From Chennai to Pondicherry (to & fro) – the PRTC AC bus is good, comfortable and economical. You may do bus booking in advance to get the perfect seat for the perfect view. Though there are buses for every half an hour, so no need to worry if you miss it by any chance.


The fastest and best way to reach Pondicherry is taking a direct flight from Mumbai to Chennai and driving one of the most scenic coastal roads in the country - East CoastRoad a.k.a ECR.


Where to Stay?

Many homestays are available as well as luxurious hotels. It depends on how much you would like to spend on it. One of the best options I found was the Sea Side Guest view.

The few popular backpacker hostels in Pondicherry are:

  • Valentine Hostel

  • Vedanta Wakeup

  • Micasa Hostel

  • Woodpacker


Best Time To Visit Pondicherry?

Although Pondicherry has a warm climate, October to February can be considered as the best time to visit Pondicherry. However, the town has different charms in different seasons.


Summer: Pondicherry is at its hottest during its summer months starting from March to June, with the highest temperature usually not going beyond 41°C. However, the crowds are less, making it a good time to enjoy a peaceful vacation in this little town.


Monsoon: The town receives heavy to light rainfall every year. For those who love to soak in the rain; this is the best time to let your hair down and experience the lush green landscape of Pondicherry. Also, it is a good time to visit the city during the month of August as Sri Aurobindo’s birthday celebrations are held when the city is at its vibrant best.


Best places in Pondy to indulge in some food and drinks extravaganza

Pondicherry is a foodies’ paradise! Pondy cuisine is the perfect blend of different cultures and customs, with a wide variety of delicacies. The few popular food joints and bars in Pondicherry are:

  • Baker Street: For authentic french delicacies. A popular upmarket French-style bakery that does delectable cakes, croissants and biscuits. The baguettes, brownies and quiches aren't bad either.

  • Farm Fresh: Situated in the town of Auroville, as the name suggests the food served by Farm Fresh is indeed fresh and is served farm to table.

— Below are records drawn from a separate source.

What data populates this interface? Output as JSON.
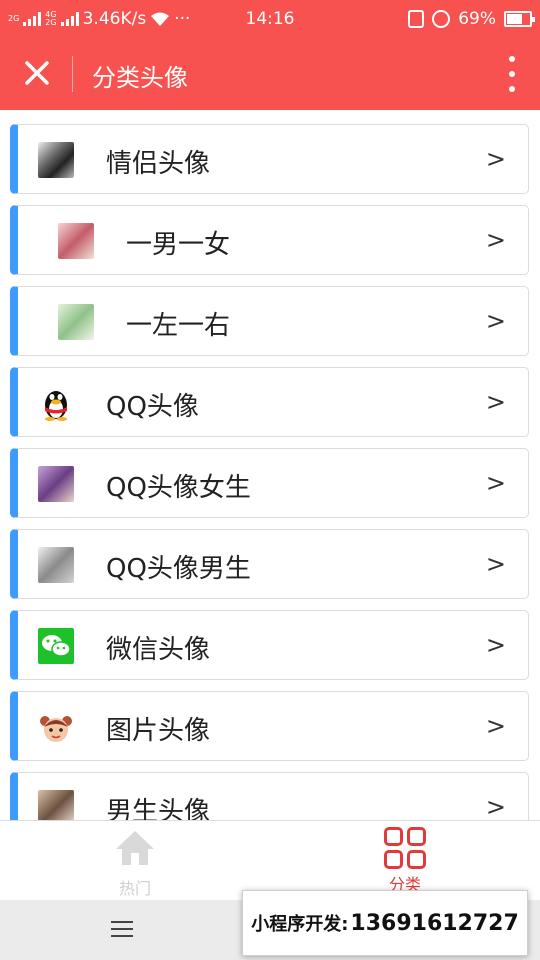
{
  "status_bar": {
    "net_top": "2G",
    "net_mid": "4G",
    "net_low": "2G",
    "speed": "3.46K/s",
    "wifi_icon": "wifi-icon",
    "more": "···",
    "time": "14:16",
    "battery_percent": "69%",
    "battery_level": 0.69
  },
  "header": {
    "title": "分类头像",
    "background_color": "#f85250"
  },
  "categories": [
    {
      "label": "情侣头像",
      "chevron": ">"
    },
    {
      "label": "一男一女",
      "chevron": ">"
    },
    {
      "label": "一左一右",
      "chevron": ">"
    },
    {
      "label": "QQ头像",
      "chevron": ">"
    },
    {
      "label": "QQ头像女生",
      "chevron": ">"
    },
    {
      "label": "QQ头像男生",
      "chevron": ">"
    },
    {
      "label": "微信头像",
      "chevron": ">"
    },
    {
      "label": "图片头像",
      "chevron": ">"
    },
    {
      "label": "男生头像",
      "chevron": ">"
    }
  ],
  "accent_color": "#3d9bff",
  "tabs": [
    {
      "label": "热门",
      "icon": "home-icon",
      "active": false
    },
    {
      "label": "分类",
      "icon": "grid-icon",
      "active": true
    }
  ],
  "active_tab_color": "#e03a3a",
  "badge": {
    "label": "小程序开发:",
    "phone": "13691612727"
  }
}
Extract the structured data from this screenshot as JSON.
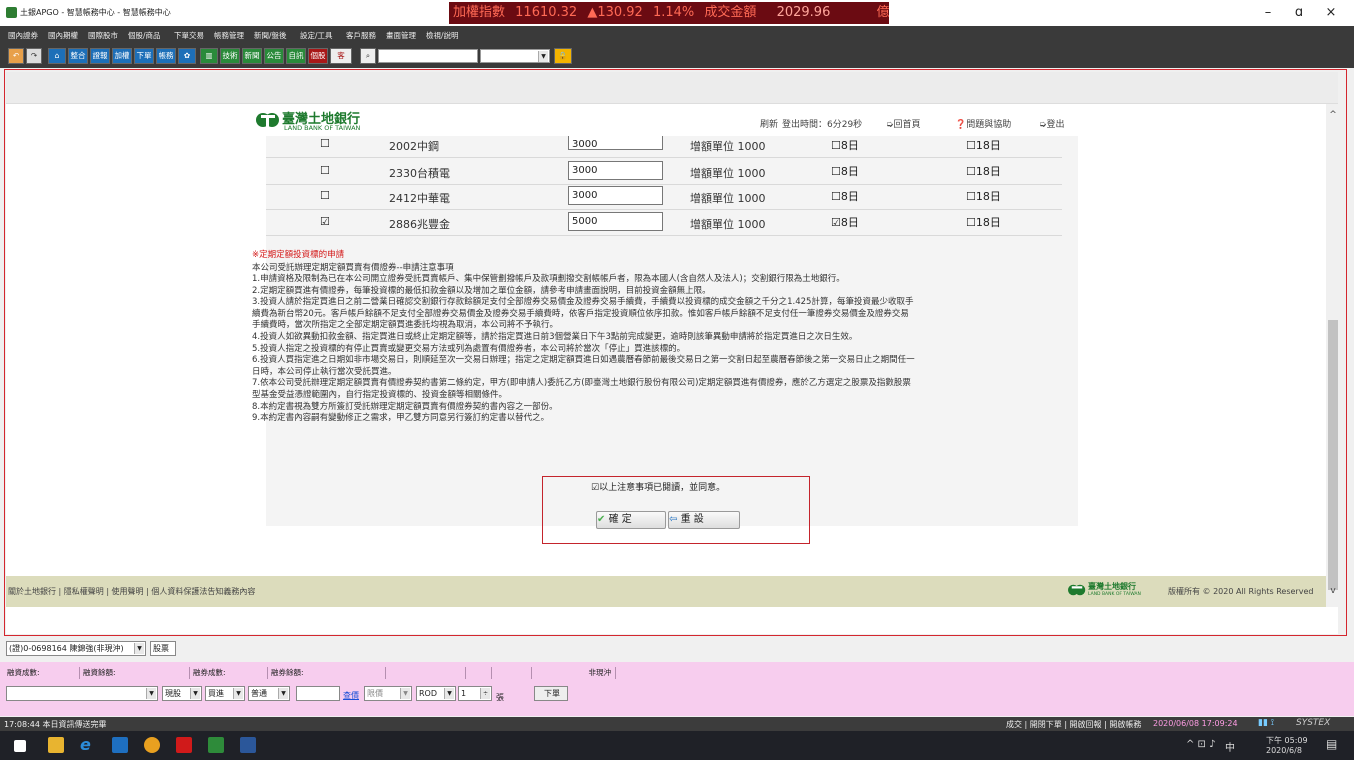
{
  "window": {
    "title": "土銀APGO - 智慧帳務中心 - 智慧帳務中心",
    "minimize": "–",
    "restore": "ɑ",
    "close": "×"
  },
  "ticker": {
    "index_label": "加權指數",
    "index_value": "11610.32",
    "change": "▲130.92",
    "change_pct": "1.14%",
    "volume_label": "成交金額",
    "volume_value": "2029.96",
    "unit": "億"
  },
  "menu": [
    "國內證券",
    "國內期權",
    "國際股市",
    "個股/商品",
    "下單交易",
    "帳務管理",
    "新聞/盤後",
    "設定/工具",
    "客戶服務",
    "畫面管理",
    "檢視/說明"
  ],
  "toolbar": {
    "items": [
      "整合",
      "證報",
      "加權",
      "下單",
      "帳務",
      "技術",
      "新聞",
      "公告",
      "自訊",
      "個股",
      "客"
    ]
  },
  "bank": {
    "name_cn": "臺灣土地銀行",
    "name_en": "LAND BANK OF TAIWAN"
  },
  "header_links": {
    "refresh": "刷新",
    "login_time_label": "登出時間：6分29秒",
    "home": "回首頁",
    "help": "問題與協助",
    "logout": "登出"
  },
  "icons": {
    "home": "home-icon",
    "help": "help-icon",
    "logout": "logout-icon"
  },
  "stocks": [
    {
      "name": "2002中鋼",
      "amount": "3000",
      "unit": "增額單位 1000",
      "checked": "☐",
      "day8": "☐8日",
      "day18": "☐18日"
    },
    {
      "name": "2330台積電",
      "amount": "3000",
      "unit": "增額單位 1000",
      "checked": "☐",
      "day8": "☐8日",
      "day18": "☐18日"
    },
    {
      "name": "2412中華電",
      "amount": "3000",
      "unit": "增額單位 1000",
      "checked": "☐",
      "day8": "☐8日",
      "day18": "☐18日"
    },
    {
      "name": "2886兆豐金",
      "amount": "5000",
      "unit": "增額單位 1000",
      "checked": "☑",
      "day8": "☑8日",
      "day18": "☐18日"
    }
  ],
  "notes": {
    "title": "※定期定額投資標的申請",
    "subtitle": "本公司受託辦理定期定額買賣有價證券--申請注意事項",
    "lines": [
      "1.申請資格及限制為已在本公司開立證券受託買賣帳戶、集中保管劃撥帳戶及款項劃撥交割帳帳戶者，限為本國人(含自然人及法人)；交割銀行限為土地銀行。",
      "2.定期定額買進有價證券，每筆投資標的最低扣款金額以及增加之單位金額，請參考申請畫面說明，目前投資金額無上限。",
      "3.投資人請於指定買進日之前二營業日確認交割銀行存款餘額足支付全部證券交易價金及證券交易手續費，手續費以投資標的成交金額之千分之1.425計算，每筆投資最少收取手",
      "續費為新台幣20元。客戶帳戶餘額不足支付全部證券交易價金及證券交易手續費時，依客戶指定投資順位依序扣款。惟如客戶帳戶餘額不足支付任一筆證券交易價金及證券交易",
      "手續費時，當次所指定之全部定期定額買進委託均視為取消，本公司將不予執行。",
      "4.投資人如欲異動扣款金額、指定買進日或終止定期定額等，請於指定買進日前3個營業日下午3點前完成變更，逾時則該筆異動申請將於指定買進日之次日生效。",
      "5.投資人指定之投資標的有停止買賣或變更交易方法或列為處置有價證券者，本公司將於當次「停止」買進該標的。",
      "6.投資人買指定進之日期如非市場交易日，則順延至次一交易日辦理；指定之定期定額買進日如遇農曆春節前最後交易日之第一交割日起至農曆春節後之第一交易日止之期間任一",
      "日時，本公司停止執行當次受託買進。",
      "7.依本公司受託辦理定期定額買賣有價證券契約書第二條約定，甲方(即申請人)委託乙方(即臺灣土地銀行股份有限公司)定期定額買進有價證券，應於乙方選定之股票及指數股票",
      "型基金受益憑證範圍內，自行指定投資標的、投資金額等相關條件。",
      "8.本約定書視為雙方所簽訂受託辦理定期定額買賣有價證券契約書內容之一部份。",
      "9.本約定書內容嗣有變動修正之需求，甲乙雙方同意另行簽訂約定書以替代之。"
    ]
  },
  "agree": {
    "label": "☑以上注意事項已閱讀，並同意。",
    "confirm": "確 定",
    "reset": "重 設"
  },
  "footer": {
    "links": "關於土地銀行 | 隱私權聲明 | 使用聲明 | 個人資料保護法告知義務內容",
    "copyright": "版權所有 © 2020 All Rights Reserved"
  },
  "account": {
    "value": "(證)0-0698164 陳錦強(非現沖)",
    "tab": "股票"
  },
  "summary": {
    "cols": [
      "融資成數:",
      "融資餘額:",
      "融券成數:",
      "融券餘額:",
      "非現沖"
    ]
  },
  "order": {
    "stock_type": "現股",
    "side": "買進",
    "kind": "普通",
    "query": "查價",
    "price_type": "限價",
    "tif": "ROD",
    "qty": "1",
    "qty_unit": "張",
    "submit": "下單"
  },
  "status": {
    "left": "17:08:44 本日資訊傳送完畢",
    "right_tabs": "成交 | 開閉下單 | 開啟回報 | 開啟帳務",
    "datetime": "2020/06/08 17:09:24",
    "brand": "SYSTEX"
  },
  "tray": {
    "time": "下午 05:09",
    "date": "2020/6/8",
    "ime": "中"
  }
}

  • Appachi Chettinad: Appachi Chettinad breaks with the stereotype of everything in Pondicherry being associated with the French. The thatched rooftop and the Tamilian styled entrance pillars give the feel of a local home, and the traditional mouthwatering Indian delicacies that are served add to this ambience.

  • Toxic: A rooftop bar that is wallet-friendly is an unusual combination, but in Toxic at the Hotel Atithi you can enjoy open-air drinking without having to worry about the cost it normally takes to indulge.

  • L’Aqua: L’Aqua is one of the most popular bars in Pondicherry among tourists, for the sole reason that it is situated on the town’s beautiful rocky beach. The fresh breeze and sound of waves create the perfect mood for relaxing and taking in the surroundings over a drink.

Bars and eateries in the town shut down by 11.00 pm. Given this fact, the nightlife in Pondicherry may not be as happening as it is in Goa, but you can certainly look forward to a good share of fun.


What to Pack?

Wear cotton clothes – it’s usually hot in Pondicherry! But if your doing it in the winter season, light woollens clothes should be sufficient, the temperature usually doesn't go below 17 degrees celsius here.


The Travel Blueprint Pro Tip

  • The best way to explore Pondicherry is to rent a vehicle/bike and roam around.

  • People: Pondicherry people are kind and cheerful. Always ready to help.


If you found the write up useful & inspiring, would love to hear your feedback in the comment section. Stay tuned to The Travel Blueprint for more such content and do share, like and follow for more on Facebook, Instagram, Twitter, Telegram & Whatapp.